My good friend and colleague Susan Blanchard Shaw put together this post for her students. She was doing research in her area in order to help guide her student’s parents in their selection of a piano.
I liked the post so much I asked her if I could repost it here for all of you, and she said yes. Thank you, Susan!
A Piano for Christmas?
Around this time of year, many people consider getting a keyboard for someone as a gift or upgrading from the one they have. If you are considering buying a keyboard ( versus an acoustic piano) please consider the following:
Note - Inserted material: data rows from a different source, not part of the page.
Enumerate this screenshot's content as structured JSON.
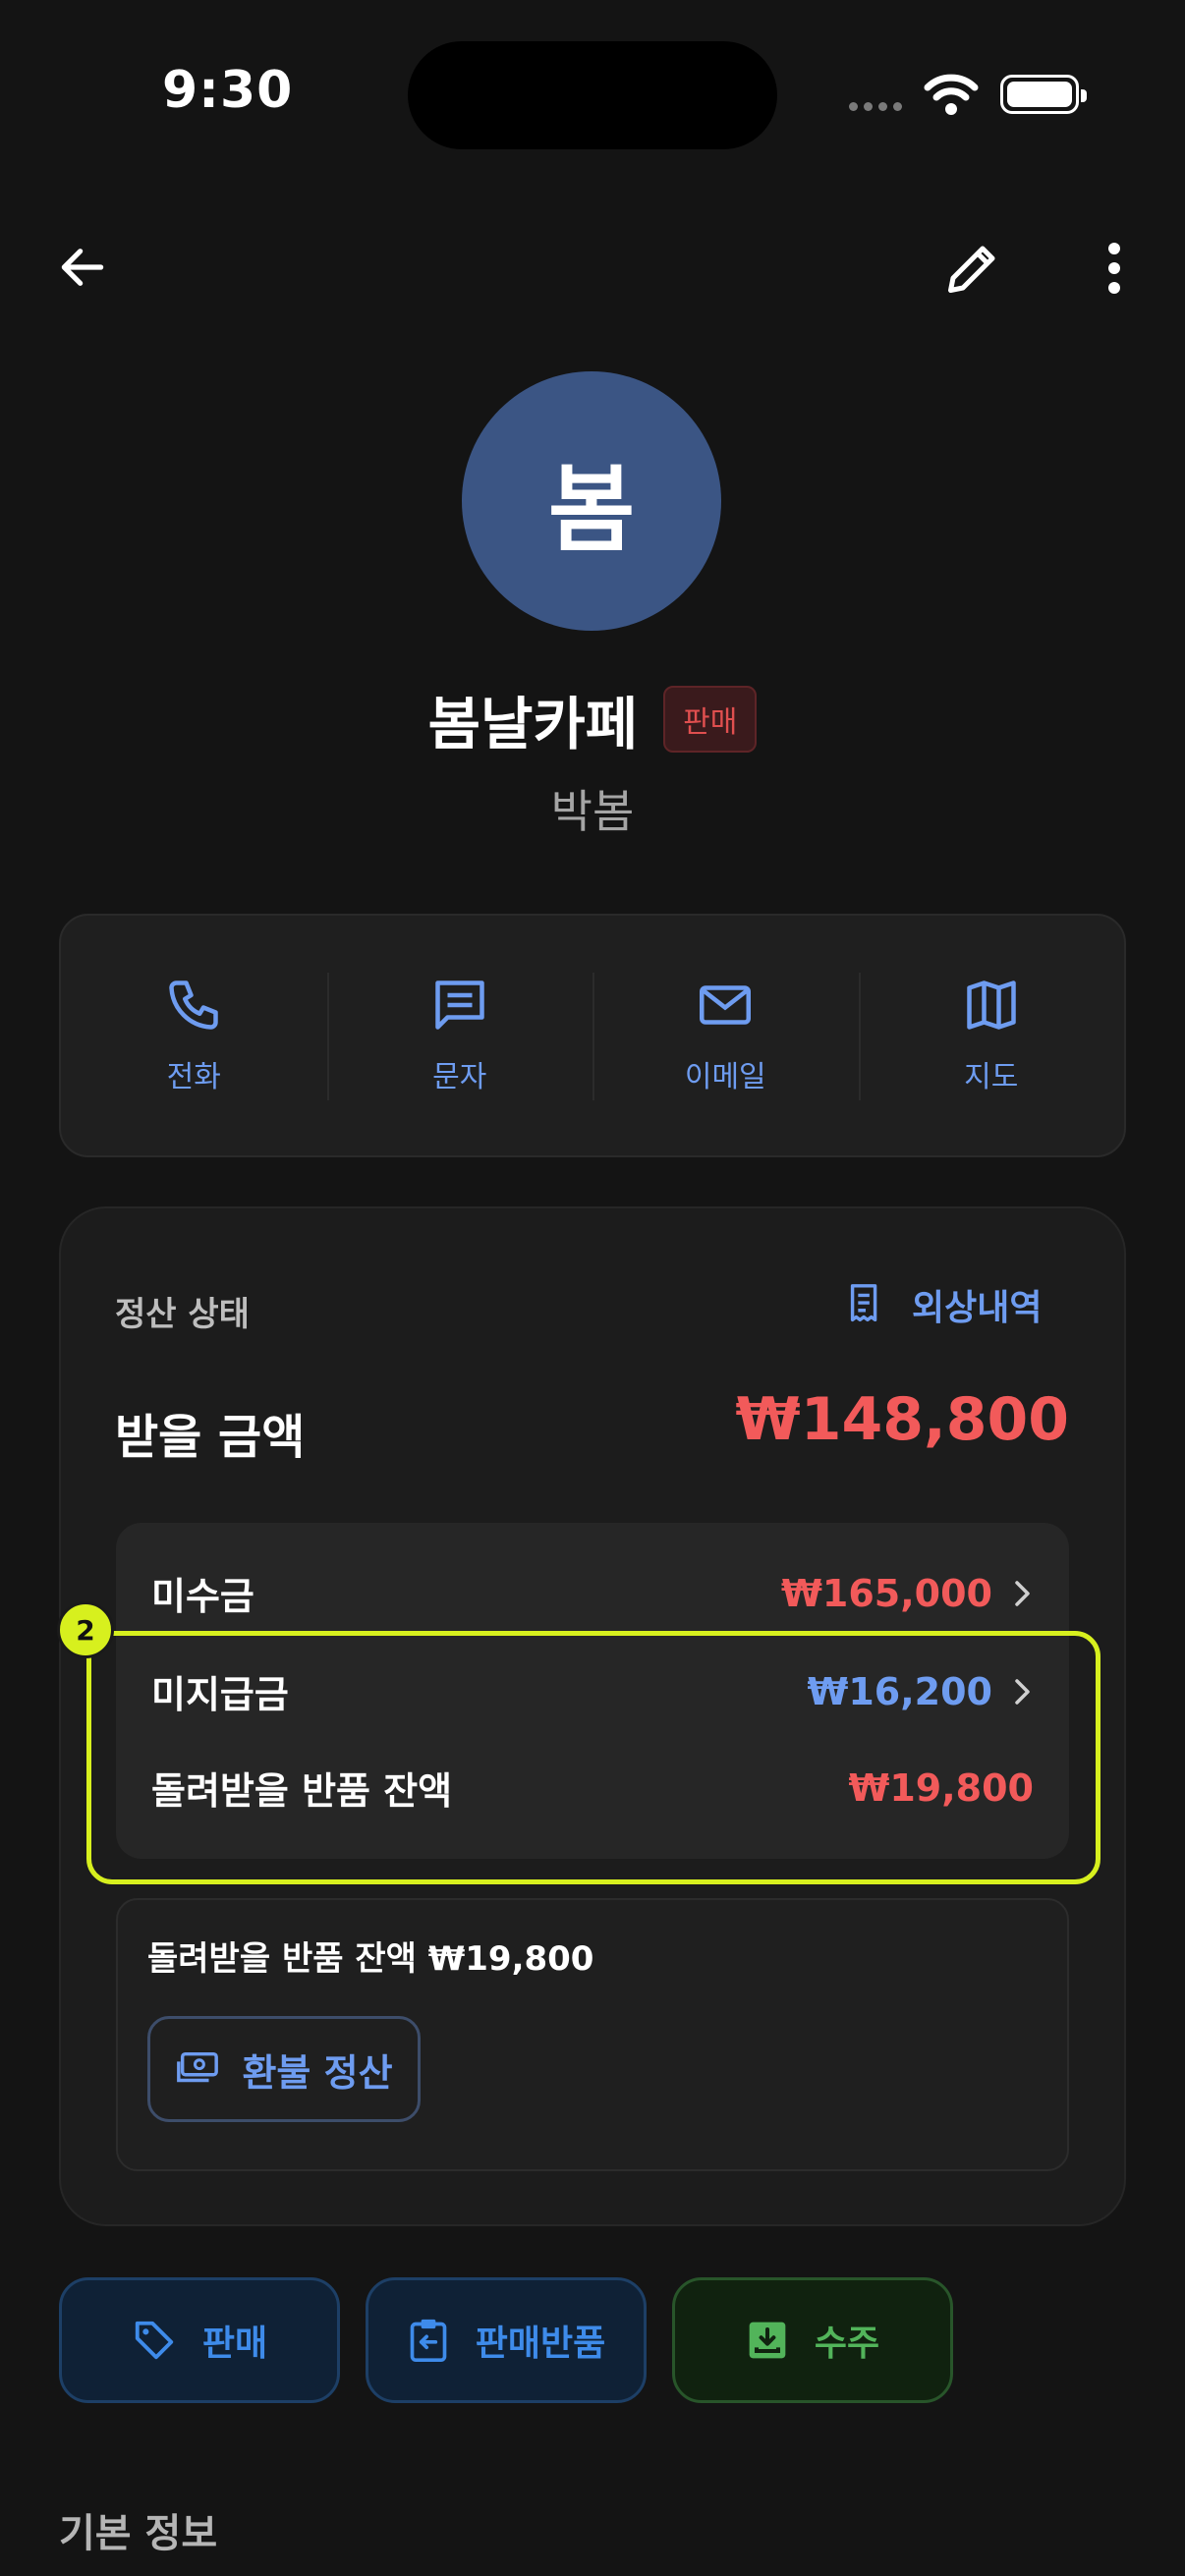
{
  "status_bar": {
    "time": "9:30"
  },
  "profile": {
    "avatar_text": "봄",
    "name": "봄날카페",
    "type_badge": "판매",
    "contact_person": "박봄"
  },
  "contact_actions": [
    {
      "label": "전화",
      "icon": "phone-icon"
    },
    {
      "label": "문자",
      "icon": "message-icon"
    },
    {
      "label": "이메일",
      "icon": "mail-icon"
    },
    {
      "label": "지도",
      "icon": "map-icon"
    }
  ],
  "settlement": {
    "title": "정산 상태",
    "history_label": "외상내역",
    "receivable_label": "받을 금액",
    "receivable_amount": "₩148,800",
    "rows": [
      {
        "label": "미수금",
        "amount": "₩165,000"
      },
      {
        "label": "미지급금",
        "amount": "₩16,200"
      },
      {
        "label": "돌려받을 반품 잔액",
        "amount": "₩19,800"
      }
    ],
    "highlight_index": "2",
    "refund_text": "돌려받을 반품 잔액 ₩19,800",
    "refund_button": "환불 정산"
  },
  "actions": [
    {
      "label": "판매",
      "icon": "tag-icon"
    },
    {
      "label": "판매반품",
      "icon": "return-icon"
    },
    {
      "label": "수주",
      "icon": "inbox-download-icon"
    }
  ],
  "sections": {
    "basic_info": "기본 정보"
  },
  "colors": {
    "accent_blue": "#6e9cf0",
    "negative_red": "#f25a5a",
    "highlight": "#d7f01e",
    "avatar": "#3b5584"
  }
}
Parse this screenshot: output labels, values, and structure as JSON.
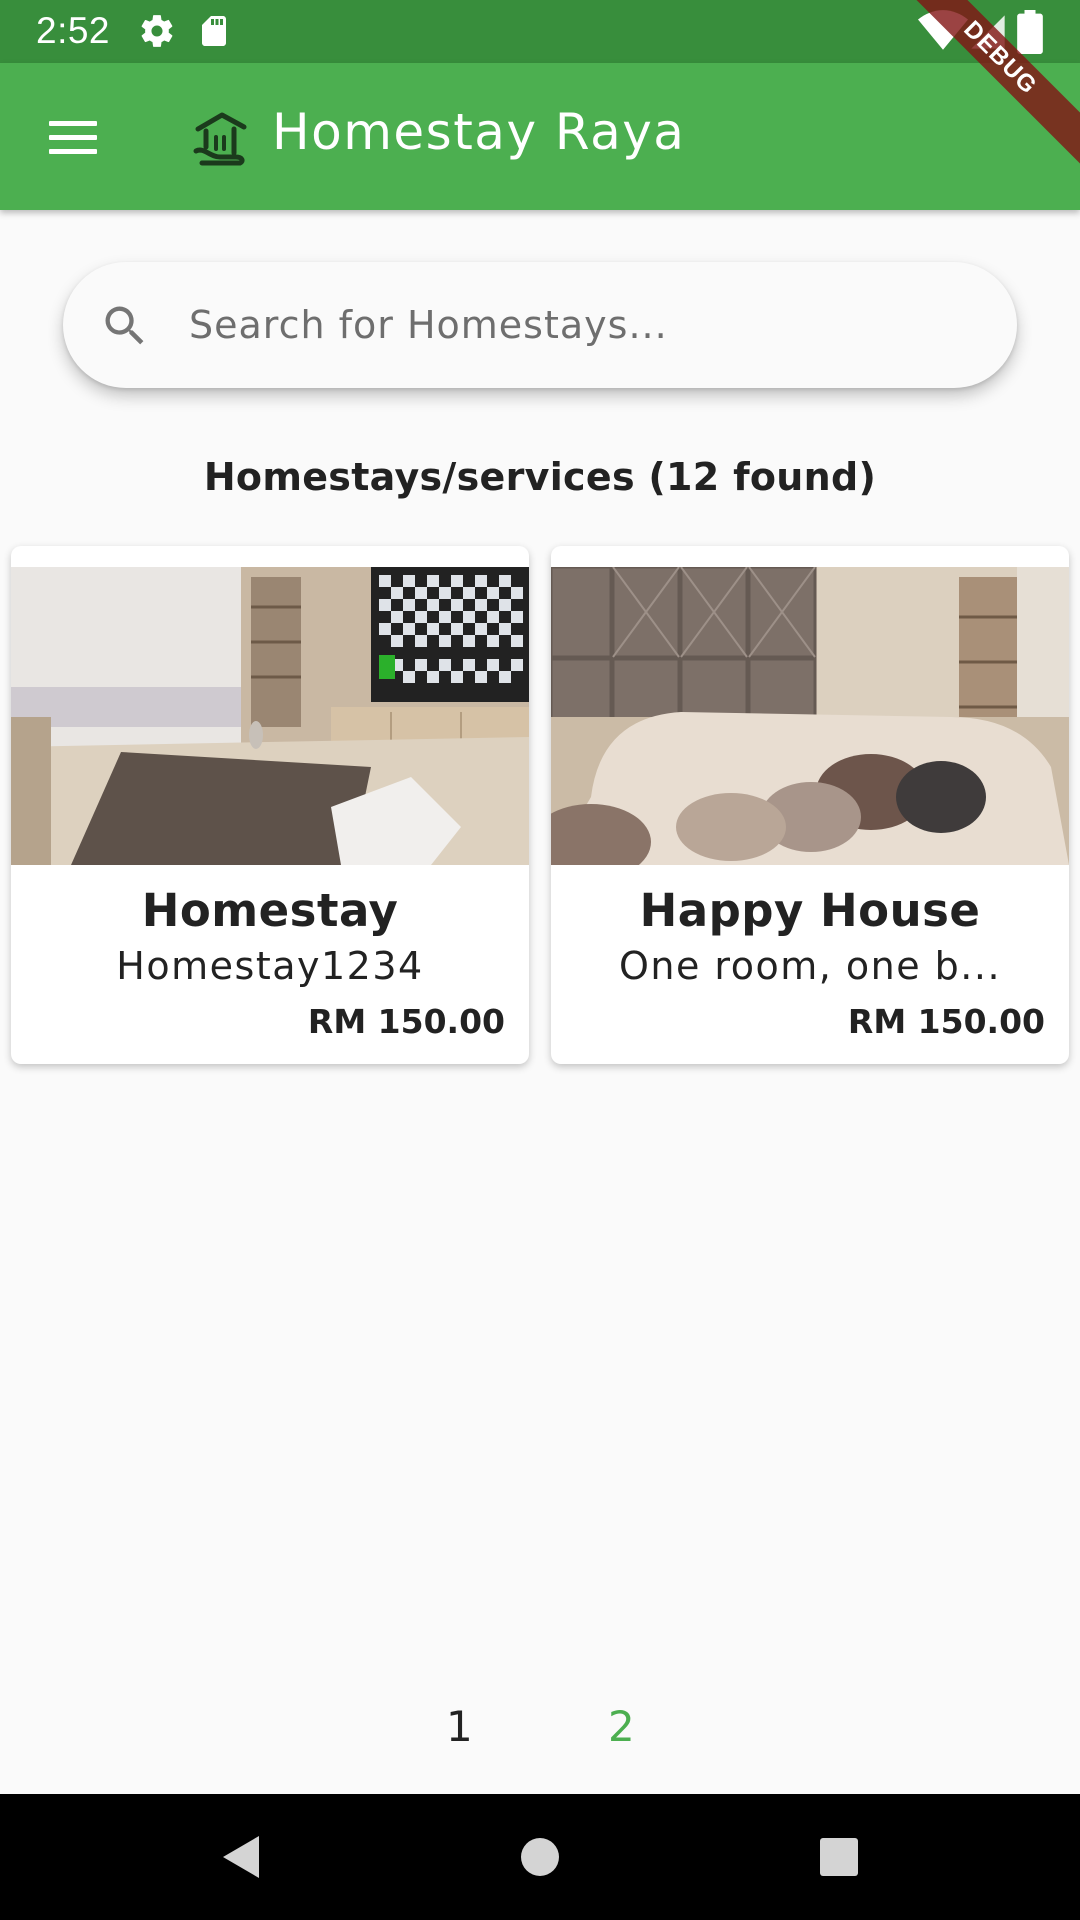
{
  "status_bar": {
    "time": "2:52",
    "icons": [
      "settings-icon",
      "sd-card-icon",
      "wifi-icon",
      "signal-icon",
      "battery-icon"
    ]
  },
  "debug_banner": "DEBUG",
  "app_bar": {
    "title": "Homestay Raya",
    "menu_icon": "menu-icon",
    "logo_icon": "house-logo-icon",
    "color": "#4caf50"
  },
  "search": {
    "placeholder": "Search for Homestays...",
    "value": ""
  },
  "results": {
    "count_label": "Homestays/services (12 found)"
  },
  "listings": [
    {
      "title": "Homestay",
      "description": "Homestay1234",
      "price": "RM 150.00"
    },
    {
      "title": "Happy House",
      "description": "One room, one b...",
      "price": "RM 150.00"
    }
  ],
  "pagination": {
    "pages": [
      "1",
      "2"
    ],
    "current": "2",
    "active_color": "#4caf50"
  },
  "nav_bar": {
    "icons": [
      "back-icon",
      "home-icon",
      "recents-icon"
    ]
  }
}
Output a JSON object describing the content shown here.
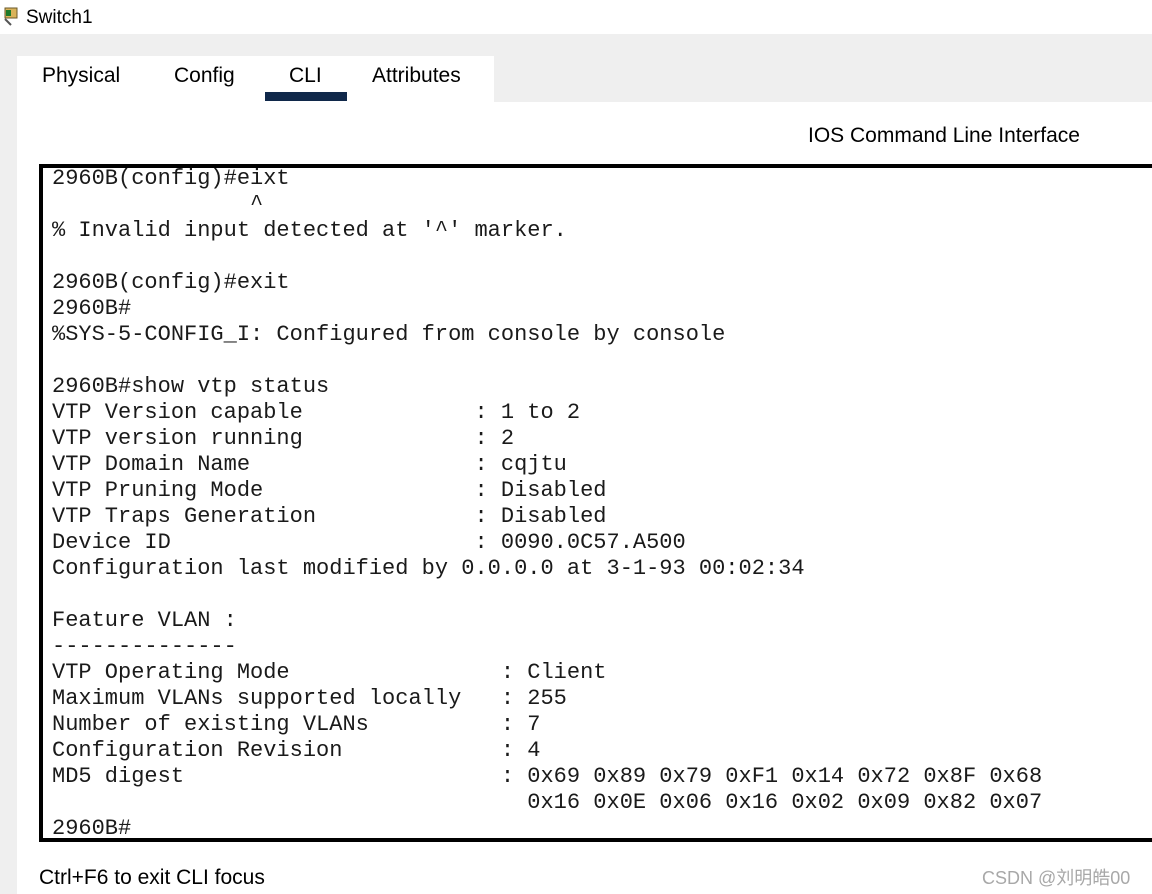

* The better the instrument, the better the progress. A student playing on an inexpensive keyboard with less than 88 Keys will not fare as well as one who has the full range of notes to play.
* Is the keyboard touch sensitive and does it have weighted keys? Most inexpensive keyboards do not. The keys are not weighted and thus do not give a real piano feel. This can lead to improper technique and frustration on the student’s part. A weighted keyboard will feel more like a real piano and will help the student be able to play with dynamic shading.
* Is the keyboard on a steady stand at the proper height? This is vital to proper technique. Students who sit too low, too high can develop issues with muscle tension. This could lead to tendinitis or worse. The student should be able to sit with their arms perfectly parallel to the keys.
* How does it sound? An inexpensive keyboard sounds like it. There is no depth of sound, no real piano feel or sound.
* What kind of pedal does it have? After the first year of lessons, pedal technique is usually introduced. A cheap square plastic pedal will not give the desired results and usually skates across the floor.
* How many notes of polyphony are there? Without getting into too much detail, the higher the number, the better. If you are going to play fast, advanced music, notes will blip or clip out on lower than 64 note polyphony. Imagine playing a piece and half the notes are silent. Then again, if you are an advanced player I suggest an acoustic piano.
So which keyboards are preferred? There are many keyboards in all prices ranges, with 88 weighted keys, solid stand, bench, and pedal. Here are my recommendations:
Yamaha P45- not as good as I thought for the money. $499 with a base. To get the good base and pedal would be an additional $150.
Casio Privia PX160. I liked this a lot. Great feel and sound, not a lot of bells and whistles. $499 for just the keyboard. But a site called kraftmusic.com has a bundle that includes the furniture type stand, triple pedal board, bench and headphones for 599.99 with free shipping.
Casio Privia PX 350. Above the 160. More bells and whistles. Better piano sound. Same feel as the 160. Piano at only $599. With furniture stand, triple pedal board, nice bench with storage, dust cover and headphones. Kraftmusic.com. Has the best price at $879.
Now that is pricey. Once you get up there you may want to look at acoustic pianos.
Next up Yamaha DGX 660. Lots of bells and whistles including the ability to record. $799 at kraft music includes furniture stand, bench, headphones, and a single ( not triple) pedal.
There are of course more expensive digital pianos out there ( Yamaha Clavinova).
If you are in the market for an acoustic I can do some research as well. A good acoustic will last 100 years if well maintained and will not lose value. There are quite a few nice ones on Craigslist. Anywhere from $350 on up
I would avoid the Williams pianos. The touch is very stiff and the sound is not great. I had to play one for a show and by
The end my hands were hurting.